*** STORED DATA ***

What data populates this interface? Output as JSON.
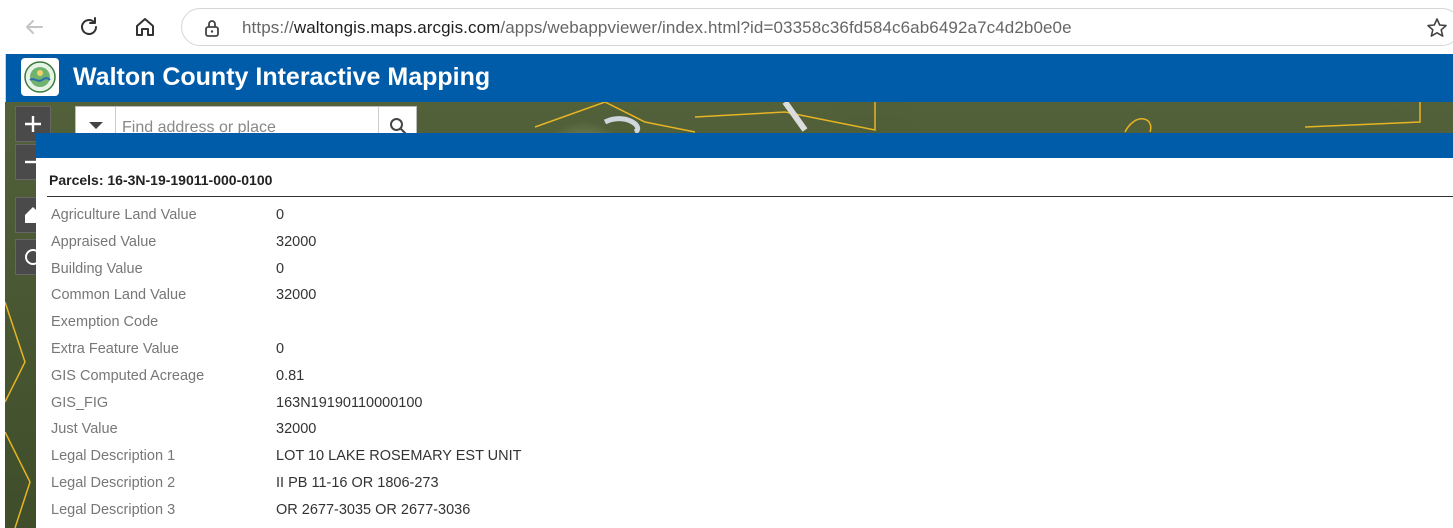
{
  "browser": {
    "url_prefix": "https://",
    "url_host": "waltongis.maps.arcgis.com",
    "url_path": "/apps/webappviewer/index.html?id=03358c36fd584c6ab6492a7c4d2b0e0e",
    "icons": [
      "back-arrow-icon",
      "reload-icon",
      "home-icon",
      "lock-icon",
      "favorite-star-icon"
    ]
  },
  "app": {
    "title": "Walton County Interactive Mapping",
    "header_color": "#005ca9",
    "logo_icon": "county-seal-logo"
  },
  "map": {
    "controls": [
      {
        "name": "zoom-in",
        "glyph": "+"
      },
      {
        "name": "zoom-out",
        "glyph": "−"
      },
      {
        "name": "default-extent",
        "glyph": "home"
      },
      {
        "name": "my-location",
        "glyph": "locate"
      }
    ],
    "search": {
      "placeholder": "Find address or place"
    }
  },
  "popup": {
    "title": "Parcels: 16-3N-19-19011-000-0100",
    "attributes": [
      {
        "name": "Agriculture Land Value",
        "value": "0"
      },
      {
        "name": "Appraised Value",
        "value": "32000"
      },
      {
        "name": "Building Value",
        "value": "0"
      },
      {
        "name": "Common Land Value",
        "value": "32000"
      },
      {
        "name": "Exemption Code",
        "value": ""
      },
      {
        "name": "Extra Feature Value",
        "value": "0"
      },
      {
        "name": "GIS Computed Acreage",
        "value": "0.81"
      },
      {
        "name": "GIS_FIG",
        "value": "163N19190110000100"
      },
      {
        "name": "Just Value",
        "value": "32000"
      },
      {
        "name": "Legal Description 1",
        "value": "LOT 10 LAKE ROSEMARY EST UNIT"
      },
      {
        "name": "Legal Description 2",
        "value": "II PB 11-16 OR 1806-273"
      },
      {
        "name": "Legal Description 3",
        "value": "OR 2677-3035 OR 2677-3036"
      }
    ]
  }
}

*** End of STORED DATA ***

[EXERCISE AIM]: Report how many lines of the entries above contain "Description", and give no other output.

[SOLUTION TO THIS TASK]: 3